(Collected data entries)
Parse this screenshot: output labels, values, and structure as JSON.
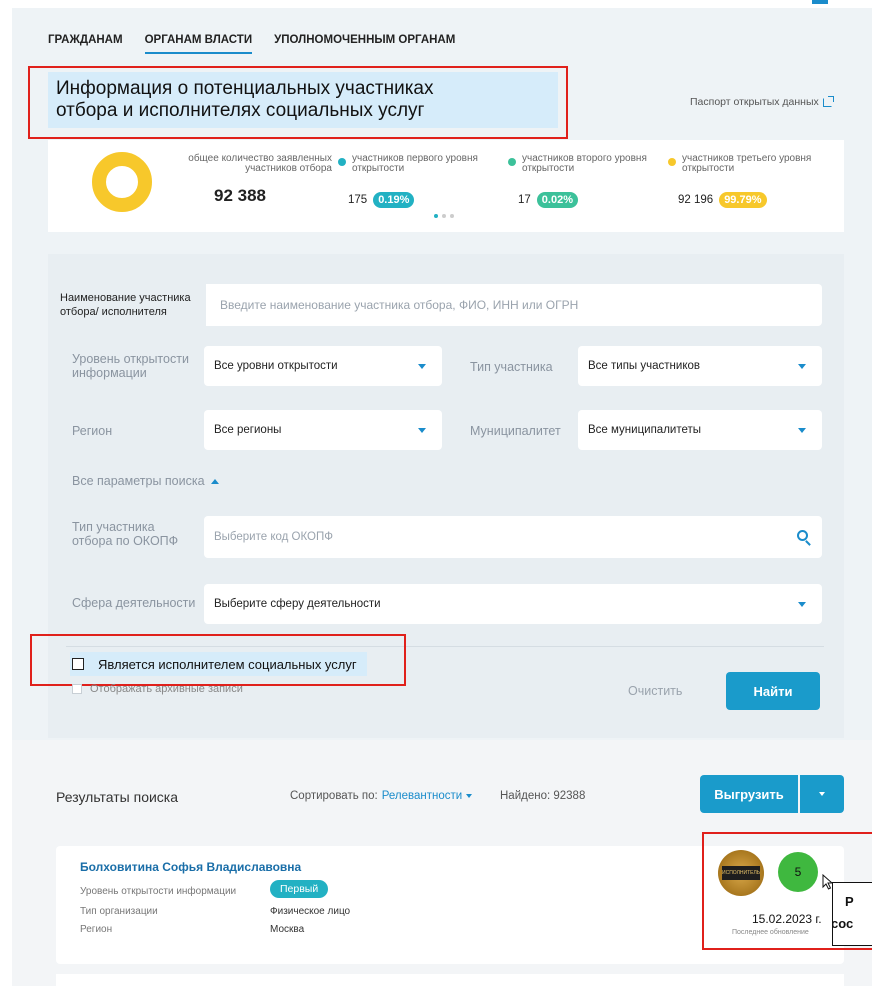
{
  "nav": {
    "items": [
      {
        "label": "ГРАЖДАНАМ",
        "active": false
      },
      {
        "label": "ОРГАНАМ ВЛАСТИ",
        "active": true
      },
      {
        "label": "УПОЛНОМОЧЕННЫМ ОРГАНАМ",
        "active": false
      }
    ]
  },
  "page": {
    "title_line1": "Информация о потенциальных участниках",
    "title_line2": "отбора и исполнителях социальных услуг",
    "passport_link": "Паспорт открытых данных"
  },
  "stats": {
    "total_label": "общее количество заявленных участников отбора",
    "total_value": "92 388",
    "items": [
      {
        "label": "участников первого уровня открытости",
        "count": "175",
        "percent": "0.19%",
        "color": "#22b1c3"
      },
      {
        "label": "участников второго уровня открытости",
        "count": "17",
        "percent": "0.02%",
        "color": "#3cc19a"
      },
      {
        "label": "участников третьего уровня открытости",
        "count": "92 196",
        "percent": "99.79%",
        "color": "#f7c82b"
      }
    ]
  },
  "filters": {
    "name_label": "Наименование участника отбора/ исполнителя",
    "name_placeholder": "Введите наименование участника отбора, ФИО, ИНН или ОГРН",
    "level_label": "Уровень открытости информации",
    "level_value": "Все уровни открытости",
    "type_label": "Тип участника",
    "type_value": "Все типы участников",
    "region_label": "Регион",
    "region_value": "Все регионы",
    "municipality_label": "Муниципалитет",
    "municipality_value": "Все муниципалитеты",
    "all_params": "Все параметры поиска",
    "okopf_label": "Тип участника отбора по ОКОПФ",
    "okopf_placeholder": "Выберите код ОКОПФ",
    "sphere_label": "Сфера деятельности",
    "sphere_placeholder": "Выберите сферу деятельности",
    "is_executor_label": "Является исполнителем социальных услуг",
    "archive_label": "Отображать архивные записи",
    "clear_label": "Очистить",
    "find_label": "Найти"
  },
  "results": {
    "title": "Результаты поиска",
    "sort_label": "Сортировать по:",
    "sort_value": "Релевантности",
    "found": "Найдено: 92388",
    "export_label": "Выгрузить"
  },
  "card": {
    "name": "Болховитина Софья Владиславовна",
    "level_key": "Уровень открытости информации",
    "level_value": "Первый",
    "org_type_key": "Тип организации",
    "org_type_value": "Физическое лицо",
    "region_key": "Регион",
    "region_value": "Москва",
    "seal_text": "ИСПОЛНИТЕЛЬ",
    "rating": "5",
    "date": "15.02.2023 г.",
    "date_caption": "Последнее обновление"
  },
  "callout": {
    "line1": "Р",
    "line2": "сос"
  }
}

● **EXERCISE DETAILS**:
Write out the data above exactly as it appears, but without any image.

● **RESPONSE**:
Parse this screenshot: output labels, values, and structure as JSON.
{
  "nav": {
    "items": [
      {
        "label": "ГРАЖДАНАМ",
        "active": false
      },
      {
        "label": "ОРГАНАМ ВЛАСТИ",
        "active": true
      },
      {
        "label": "УПОЛНОМОЧЕННЫМ ОРГАНАМ",
        "active": false
      }
    ]
  },
  "page": {
    "title_line1": "Информация о потенциальных участниках",
    "title_line2": "отбора и исполнителях социальных услуг",
    "passport_link": "Паспорт открытых данных"
  },
  "stats": {
    "total_label": "общее количество заявленных участников отбора",
    "total_value": "92 388",
    "items": [
      {
        "label": "участников первого уровня открытости",
        "count": "175",
        "percent": "0.19%",
        "color": "#22b1c3"
      },
      {
        "label": "участников второго уровня открытости",
        "count": "17",
        "percent": "0.02%",
        "color": "#3cc19a"
      },
      {
        "label": "участников третьего уровня открытости",
        "count": "92 196",
        "percent": "99.79%",
        "color": "#f7c82b"
      }
    ]
  },
  "filters": {
    "name_label": "Наименование участника отбора/ исполнителя",
    "name_placeholder": "Введите наименование участника отбора, ФИО, ИНН или ОГРН",
    "level_label": "Уровень открытости информации",
    "level_value": "Все уровни открытости",
    "type_label": "Тип участника",
    "type_value": "Все типы участников",
    "region_label": "Регион",
    "region_value": "Все регионы",
    "municipality_label": "Муниципалитет",
    "municipality_value": "Все муниципалитеты",
    "all_params": "Все параметры поиска",
    "okopf_label": "Тип участника отбора по ОКОПФ",
    "okopf_placeholder": "Выберите код ОКОПФ",
    "sphere_label": "Сфера деятельности",
    "sphere_placeholder": "Выберите сферу деятельности",
    "is_executor_label": "Является исполнителем социальных услуг",
    "archive_label": "Отображать архивные записи",
    "clear_label": "Очистить",
    "find_label": "Найти"
  },
  "results": {
    "title": "Результаты поиска",
    "sort_label": "Сортировать по:",
    "sort_value": "Релевантности",
    "found": "Найдено: 92388",
    "export_label": "Выгрузить"
  },
  "card": {
    "name": "Болховитина Софья Владиславовна",
    "level_key": "Уровень открытости информации",
    "level_value": "Первый",
    "org_type_key": "Тип организации",
    "org_type_value": "Физическое лицо",
    "region_key": "Регион",
    "region_value": "Москва",
    "seal_text": "ИСПОЛНИТЕЛЬ",
    "rating": "5",
    "date": "15.02.2023 г.",
    "date_caption": "Последнее обновление"
  },
  "callout": {
    "line1": "Р",
    "line2": "сос"
  }
}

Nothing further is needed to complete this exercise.